TASK TO COMPLETE —
Below are the records; locate each line with the word "data" and copy it.

________________________________________

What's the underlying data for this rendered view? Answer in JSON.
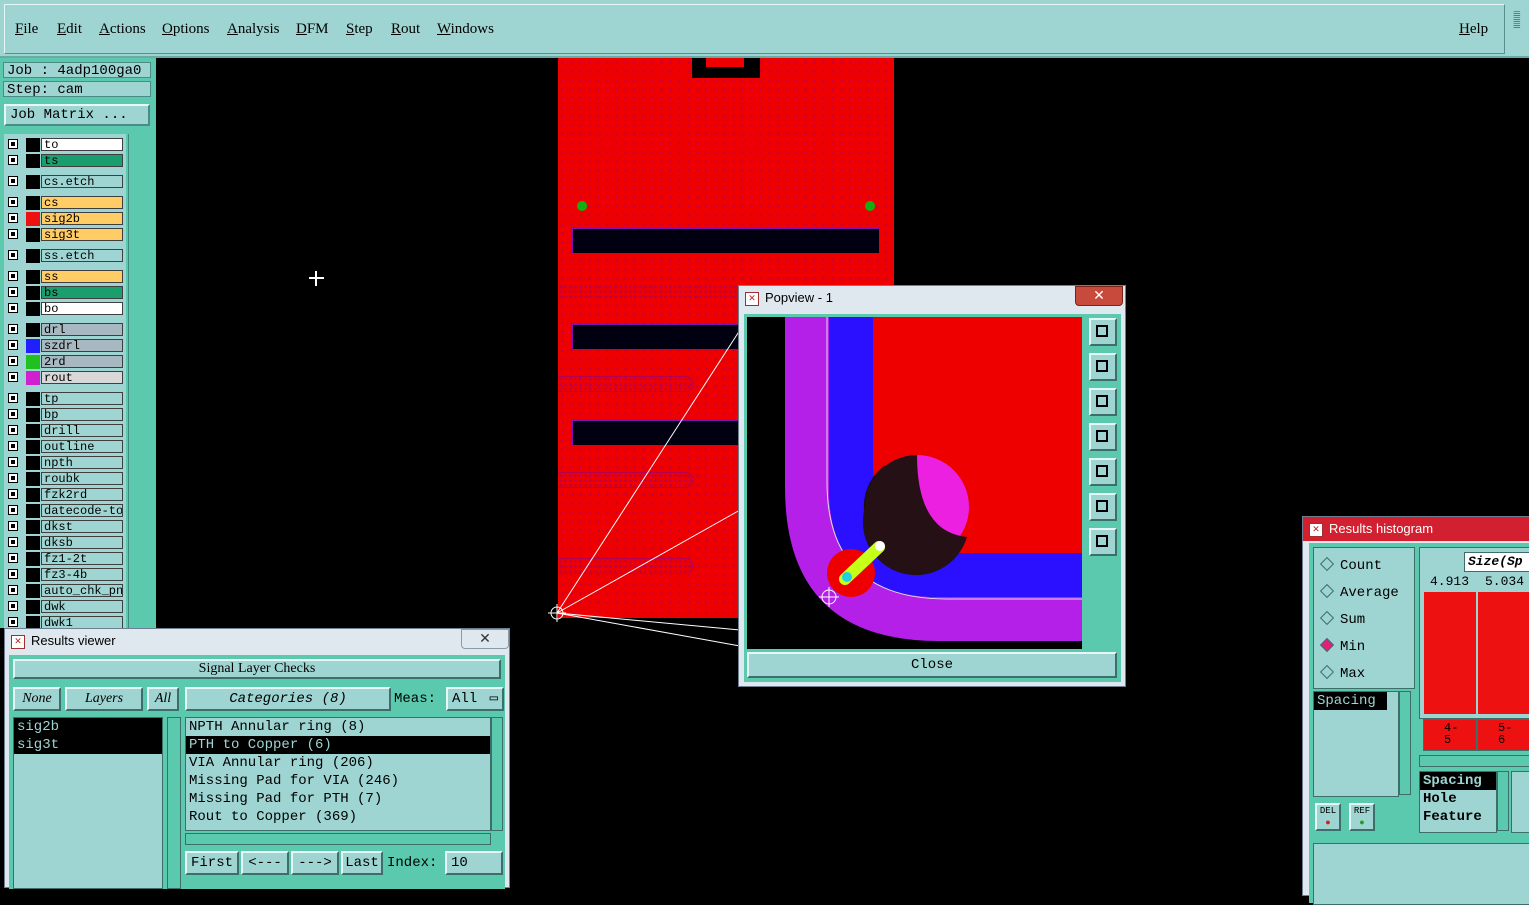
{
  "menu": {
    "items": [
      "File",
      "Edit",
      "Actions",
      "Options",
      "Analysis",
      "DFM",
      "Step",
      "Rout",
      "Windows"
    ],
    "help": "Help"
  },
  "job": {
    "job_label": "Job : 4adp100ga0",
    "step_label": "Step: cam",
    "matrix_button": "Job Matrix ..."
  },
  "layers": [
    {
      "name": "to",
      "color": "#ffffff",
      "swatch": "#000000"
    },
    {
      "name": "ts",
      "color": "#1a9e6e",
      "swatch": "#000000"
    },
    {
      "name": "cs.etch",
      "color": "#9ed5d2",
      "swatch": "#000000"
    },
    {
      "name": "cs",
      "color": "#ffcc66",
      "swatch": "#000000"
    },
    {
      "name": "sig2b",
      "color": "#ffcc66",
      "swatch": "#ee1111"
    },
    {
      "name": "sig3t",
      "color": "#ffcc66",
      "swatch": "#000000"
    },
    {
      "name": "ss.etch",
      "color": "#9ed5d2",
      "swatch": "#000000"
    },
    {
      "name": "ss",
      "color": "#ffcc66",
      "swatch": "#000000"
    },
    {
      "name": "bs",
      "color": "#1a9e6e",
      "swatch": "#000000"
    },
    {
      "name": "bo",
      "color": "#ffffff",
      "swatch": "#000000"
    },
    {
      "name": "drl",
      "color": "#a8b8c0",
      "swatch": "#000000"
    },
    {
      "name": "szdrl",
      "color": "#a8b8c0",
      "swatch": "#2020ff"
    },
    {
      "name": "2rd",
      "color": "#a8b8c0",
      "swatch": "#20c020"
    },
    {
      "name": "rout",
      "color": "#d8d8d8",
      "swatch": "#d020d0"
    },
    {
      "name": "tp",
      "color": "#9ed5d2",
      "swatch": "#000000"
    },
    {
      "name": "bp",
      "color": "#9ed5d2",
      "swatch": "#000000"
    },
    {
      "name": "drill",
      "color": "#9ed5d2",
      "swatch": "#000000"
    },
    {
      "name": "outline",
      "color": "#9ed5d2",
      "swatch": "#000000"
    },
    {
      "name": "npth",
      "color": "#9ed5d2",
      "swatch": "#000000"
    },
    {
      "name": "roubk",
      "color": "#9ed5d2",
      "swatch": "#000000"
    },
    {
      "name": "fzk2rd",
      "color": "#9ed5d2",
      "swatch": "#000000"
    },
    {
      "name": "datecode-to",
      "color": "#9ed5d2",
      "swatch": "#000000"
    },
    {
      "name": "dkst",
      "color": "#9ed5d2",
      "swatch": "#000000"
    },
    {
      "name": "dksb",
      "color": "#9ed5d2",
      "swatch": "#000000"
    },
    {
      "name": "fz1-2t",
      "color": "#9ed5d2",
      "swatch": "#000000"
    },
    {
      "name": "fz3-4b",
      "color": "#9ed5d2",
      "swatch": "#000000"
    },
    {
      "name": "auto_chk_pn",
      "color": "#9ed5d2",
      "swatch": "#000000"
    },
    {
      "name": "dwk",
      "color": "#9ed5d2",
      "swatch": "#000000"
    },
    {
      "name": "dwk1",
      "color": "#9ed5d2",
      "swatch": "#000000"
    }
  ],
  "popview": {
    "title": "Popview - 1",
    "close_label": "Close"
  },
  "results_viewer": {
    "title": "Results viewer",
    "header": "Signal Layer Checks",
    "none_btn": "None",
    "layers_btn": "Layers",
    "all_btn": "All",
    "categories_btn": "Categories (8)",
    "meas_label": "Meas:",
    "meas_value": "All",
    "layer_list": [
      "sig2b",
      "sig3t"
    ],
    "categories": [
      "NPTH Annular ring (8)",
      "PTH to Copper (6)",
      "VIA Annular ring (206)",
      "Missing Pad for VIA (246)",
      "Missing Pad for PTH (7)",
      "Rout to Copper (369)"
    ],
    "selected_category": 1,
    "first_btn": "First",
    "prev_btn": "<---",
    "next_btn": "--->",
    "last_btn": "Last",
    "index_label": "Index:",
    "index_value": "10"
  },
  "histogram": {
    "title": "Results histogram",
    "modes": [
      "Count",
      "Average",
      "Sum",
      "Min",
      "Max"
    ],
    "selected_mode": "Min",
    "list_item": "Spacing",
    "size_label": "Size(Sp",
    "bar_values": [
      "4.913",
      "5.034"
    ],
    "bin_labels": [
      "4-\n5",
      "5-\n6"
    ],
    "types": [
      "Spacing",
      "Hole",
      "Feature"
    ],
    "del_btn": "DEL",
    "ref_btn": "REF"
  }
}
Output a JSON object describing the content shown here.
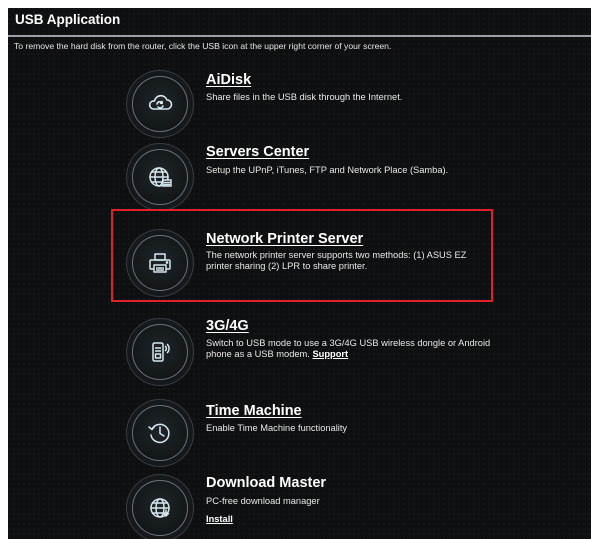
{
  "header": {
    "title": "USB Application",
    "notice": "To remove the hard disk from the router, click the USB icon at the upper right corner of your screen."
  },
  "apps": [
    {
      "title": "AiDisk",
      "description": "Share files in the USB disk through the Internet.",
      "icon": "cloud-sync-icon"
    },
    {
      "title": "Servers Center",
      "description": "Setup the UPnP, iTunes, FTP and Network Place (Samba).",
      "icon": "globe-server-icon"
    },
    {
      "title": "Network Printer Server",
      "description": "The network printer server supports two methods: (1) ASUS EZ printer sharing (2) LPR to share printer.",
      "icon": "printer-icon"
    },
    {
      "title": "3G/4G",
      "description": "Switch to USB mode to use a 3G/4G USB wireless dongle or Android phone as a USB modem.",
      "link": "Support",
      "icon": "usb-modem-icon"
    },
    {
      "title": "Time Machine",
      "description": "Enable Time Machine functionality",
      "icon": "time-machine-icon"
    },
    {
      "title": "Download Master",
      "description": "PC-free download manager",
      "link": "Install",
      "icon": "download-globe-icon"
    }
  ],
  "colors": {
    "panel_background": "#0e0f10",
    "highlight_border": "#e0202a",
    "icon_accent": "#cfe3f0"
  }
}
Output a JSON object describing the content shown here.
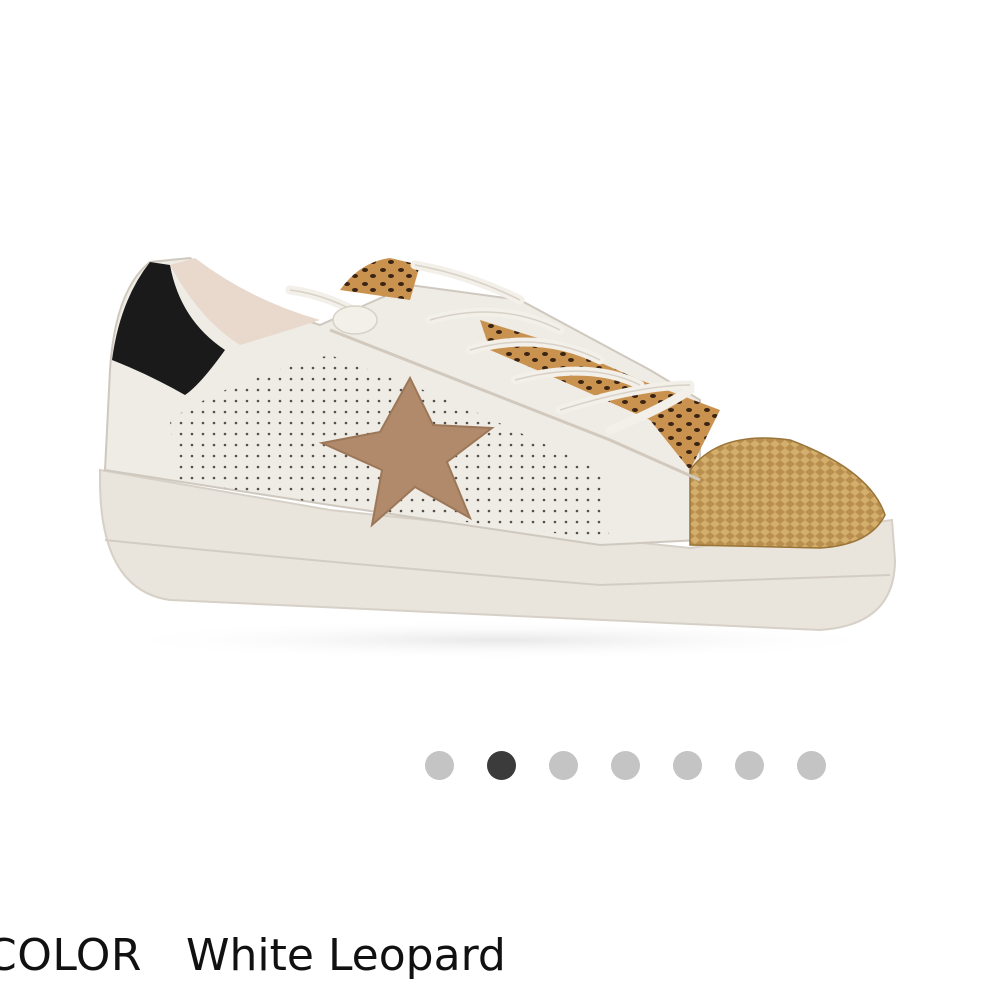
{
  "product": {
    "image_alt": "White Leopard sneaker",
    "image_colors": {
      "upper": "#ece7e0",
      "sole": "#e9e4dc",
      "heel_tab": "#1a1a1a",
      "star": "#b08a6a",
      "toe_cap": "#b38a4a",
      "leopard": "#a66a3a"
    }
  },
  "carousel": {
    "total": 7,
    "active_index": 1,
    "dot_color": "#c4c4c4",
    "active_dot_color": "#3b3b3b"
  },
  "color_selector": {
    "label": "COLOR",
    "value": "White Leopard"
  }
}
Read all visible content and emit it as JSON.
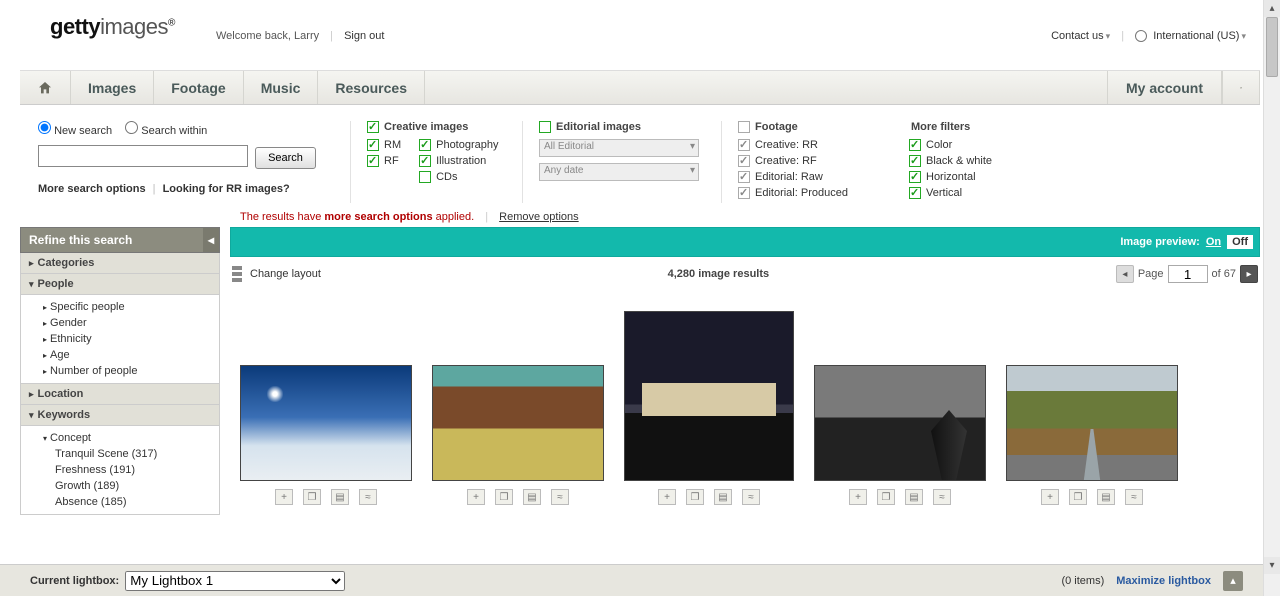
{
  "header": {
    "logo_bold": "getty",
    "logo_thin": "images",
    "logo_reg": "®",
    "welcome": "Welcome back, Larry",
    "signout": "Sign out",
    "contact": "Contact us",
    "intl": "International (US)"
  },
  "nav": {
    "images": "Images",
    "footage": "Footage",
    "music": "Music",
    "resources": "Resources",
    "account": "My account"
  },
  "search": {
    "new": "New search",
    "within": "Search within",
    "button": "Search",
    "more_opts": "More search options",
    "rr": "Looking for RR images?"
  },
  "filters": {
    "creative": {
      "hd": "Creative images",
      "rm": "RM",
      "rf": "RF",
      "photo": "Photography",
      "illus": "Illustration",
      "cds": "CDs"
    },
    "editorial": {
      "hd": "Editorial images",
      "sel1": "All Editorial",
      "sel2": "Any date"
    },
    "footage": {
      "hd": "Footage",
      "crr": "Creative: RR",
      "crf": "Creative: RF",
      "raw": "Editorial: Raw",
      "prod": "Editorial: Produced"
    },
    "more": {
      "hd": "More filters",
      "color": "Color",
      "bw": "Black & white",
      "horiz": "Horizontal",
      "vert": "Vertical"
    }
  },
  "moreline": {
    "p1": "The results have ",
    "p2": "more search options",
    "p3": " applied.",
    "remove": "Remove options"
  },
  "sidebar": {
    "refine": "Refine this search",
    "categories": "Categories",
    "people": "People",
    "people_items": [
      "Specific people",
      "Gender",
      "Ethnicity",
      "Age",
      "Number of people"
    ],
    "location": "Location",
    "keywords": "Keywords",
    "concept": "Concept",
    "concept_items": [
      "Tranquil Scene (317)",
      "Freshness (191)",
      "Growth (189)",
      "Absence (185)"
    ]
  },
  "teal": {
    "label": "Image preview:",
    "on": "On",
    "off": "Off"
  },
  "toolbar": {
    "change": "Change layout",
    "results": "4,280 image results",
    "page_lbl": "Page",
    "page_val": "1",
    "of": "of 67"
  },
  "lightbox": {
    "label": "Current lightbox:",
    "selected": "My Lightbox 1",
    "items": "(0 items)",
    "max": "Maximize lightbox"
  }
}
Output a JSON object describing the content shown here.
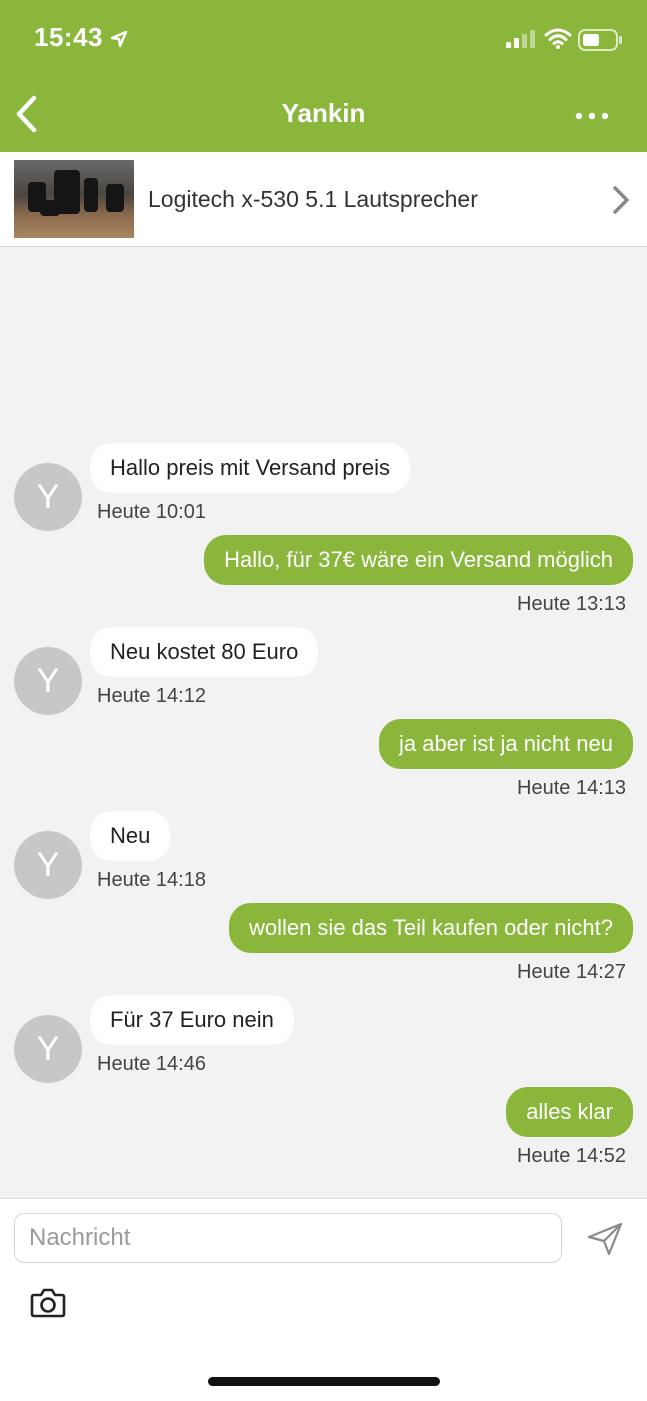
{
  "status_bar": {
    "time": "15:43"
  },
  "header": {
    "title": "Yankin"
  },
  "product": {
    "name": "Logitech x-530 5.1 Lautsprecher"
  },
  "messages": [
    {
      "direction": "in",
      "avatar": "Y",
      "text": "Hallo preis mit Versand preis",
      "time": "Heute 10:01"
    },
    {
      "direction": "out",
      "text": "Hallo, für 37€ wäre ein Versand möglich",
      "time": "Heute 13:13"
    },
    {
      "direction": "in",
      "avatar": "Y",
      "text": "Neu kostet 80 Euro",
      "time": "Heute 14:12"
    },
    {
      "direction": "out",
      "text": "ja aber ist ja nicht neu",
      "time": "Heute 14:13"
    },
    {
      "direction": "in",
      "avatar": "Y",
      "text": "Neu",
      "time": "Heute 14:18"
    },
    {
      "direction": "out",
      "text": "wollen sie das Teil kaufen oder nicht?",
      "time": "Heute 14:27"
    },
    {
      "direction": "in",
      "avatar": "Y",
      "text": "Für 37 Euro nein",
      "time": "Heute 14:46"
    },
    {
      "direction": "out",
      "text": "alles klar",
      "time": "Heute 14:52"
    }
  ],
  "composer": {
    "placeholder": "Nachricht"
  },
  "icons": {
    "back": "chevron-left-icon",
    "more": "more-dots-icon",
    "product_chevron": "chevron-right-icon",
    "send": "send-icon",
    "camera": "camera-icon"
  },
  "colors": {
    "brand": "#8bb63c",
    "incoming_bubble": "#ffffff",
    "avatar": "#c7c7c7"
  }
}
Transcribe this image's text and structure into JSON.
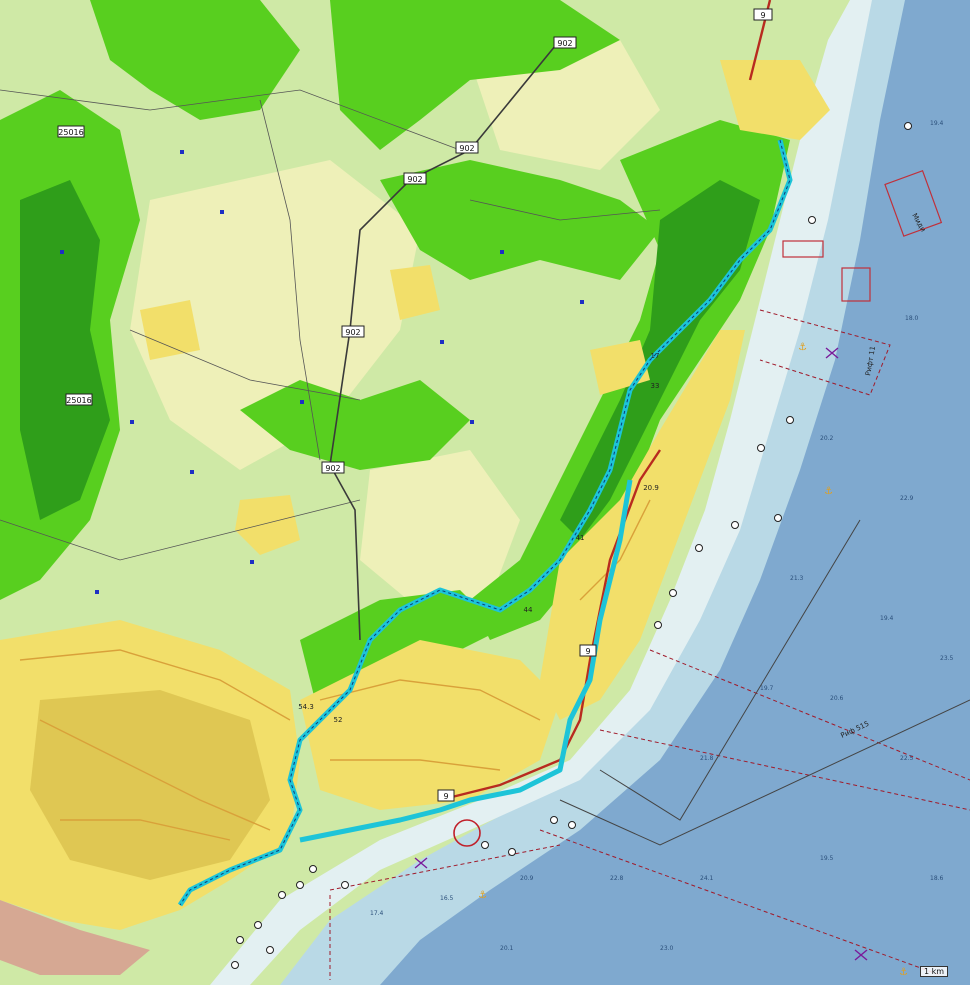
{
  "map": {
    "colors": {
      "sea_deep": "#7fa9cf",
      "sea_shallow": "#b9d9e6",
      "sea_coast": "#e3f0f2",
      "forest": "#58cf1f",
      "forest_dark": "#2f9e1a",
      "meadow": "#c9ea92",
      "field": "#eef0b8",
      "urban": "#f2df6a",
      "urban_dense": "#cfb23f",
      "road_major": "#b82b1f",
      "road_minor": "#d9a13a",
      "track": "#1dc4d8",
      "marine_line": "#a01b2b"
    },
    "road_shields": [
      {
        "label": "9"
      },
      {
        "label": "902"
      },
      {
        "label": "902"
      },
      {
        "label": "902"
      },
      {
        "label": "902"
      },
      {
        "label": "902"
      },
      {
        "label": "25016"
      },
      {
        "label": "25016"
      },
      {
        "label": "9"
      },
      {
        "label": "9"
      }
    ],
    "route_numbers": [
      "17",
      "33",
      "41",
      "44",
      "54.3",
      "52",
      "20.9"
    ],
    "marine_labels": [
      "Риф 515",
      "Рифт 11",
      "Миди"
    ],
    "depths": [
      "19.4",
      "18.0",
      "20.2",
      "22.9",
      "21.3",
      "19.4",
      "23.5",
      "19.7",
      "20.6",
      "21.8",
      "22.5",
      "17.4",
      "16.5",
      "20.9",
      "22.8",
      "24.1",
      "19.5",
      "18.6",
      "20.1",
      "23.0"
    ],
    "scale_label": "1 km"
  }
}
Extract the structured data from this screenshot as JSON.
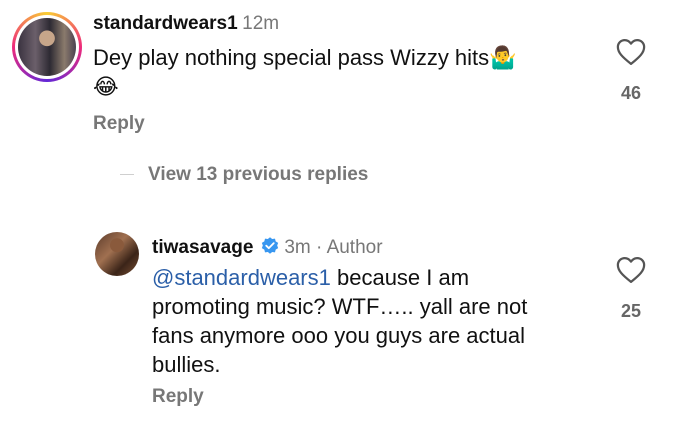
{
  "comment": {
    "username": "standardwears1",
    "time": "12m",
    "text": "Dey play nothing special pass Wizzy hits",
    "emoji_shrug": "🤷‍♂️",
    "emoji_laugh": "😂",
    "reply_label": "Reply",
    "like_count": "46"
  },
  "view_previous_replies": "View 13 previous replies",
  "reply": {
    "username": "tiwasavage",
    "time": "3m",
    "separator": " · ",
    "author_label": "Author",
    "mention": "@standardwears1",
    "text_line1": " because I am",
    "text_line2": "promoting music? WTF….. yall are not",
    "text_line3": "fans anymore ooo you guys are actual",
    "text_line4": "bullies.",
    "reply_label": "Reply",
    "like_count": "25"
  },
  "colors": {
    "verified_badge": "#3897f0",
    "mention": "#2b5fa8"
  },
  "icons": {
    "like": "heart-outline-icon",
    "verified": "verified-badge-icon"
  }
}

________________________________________

RESPONSE —
What's the underlying data for this rendered view? Answer in JSON.
Extract the structured data from this screenshot as JSON.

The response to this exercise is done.